## SUPPLIED DATA
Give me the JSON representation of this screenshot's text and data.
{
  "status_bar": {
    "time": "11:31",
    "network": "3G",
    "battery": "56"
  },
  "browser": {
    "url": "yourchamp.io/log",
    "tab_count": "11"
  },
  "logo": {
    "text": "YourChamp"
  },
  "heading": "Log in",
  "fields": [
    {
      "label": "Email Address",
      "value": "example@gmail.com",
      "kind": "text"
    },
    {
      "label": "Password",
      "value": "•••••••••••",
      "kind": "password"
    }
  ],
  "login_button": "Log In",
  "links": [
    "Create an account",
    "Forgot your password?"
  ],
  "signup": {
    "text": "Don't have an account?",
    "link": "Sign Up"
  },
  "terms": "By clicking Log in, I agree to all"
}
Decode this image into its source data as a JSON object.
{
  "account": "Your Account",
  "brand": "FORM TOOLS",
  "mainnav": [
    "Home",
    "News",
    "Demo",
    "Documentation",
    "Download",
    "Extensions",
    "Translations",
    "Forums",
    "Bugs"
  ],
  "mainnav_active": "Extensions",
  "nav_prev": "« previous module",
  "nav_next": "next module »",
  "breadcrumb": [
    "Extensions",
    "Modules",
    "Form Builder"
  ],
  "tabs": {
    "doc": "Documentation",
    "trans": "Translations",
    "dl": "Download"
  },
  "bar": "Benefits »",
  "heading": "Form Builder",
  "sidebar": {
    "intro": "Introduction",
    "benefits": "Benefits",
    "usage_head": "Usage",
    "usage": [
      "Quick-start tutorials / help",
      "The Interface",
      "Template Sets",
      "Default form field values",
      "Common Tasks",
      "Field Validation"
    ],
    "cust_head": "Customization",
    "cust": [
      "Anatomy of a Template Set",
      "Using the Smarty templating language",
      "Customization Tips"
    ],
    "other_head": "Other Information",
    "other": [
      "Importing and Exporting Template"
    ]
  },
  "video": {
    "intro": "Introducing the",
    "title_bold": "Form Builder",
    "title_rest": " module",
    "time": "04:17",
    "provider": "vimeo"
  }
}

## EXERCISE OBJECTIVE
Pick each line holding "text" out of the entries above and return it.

## ANSWER TO THE PROBLEM
Give me the JSON representation of this screenshot's text and data.
    "text": "YourChamp"
      "kind": "text"
    "text": "Don't have an account?",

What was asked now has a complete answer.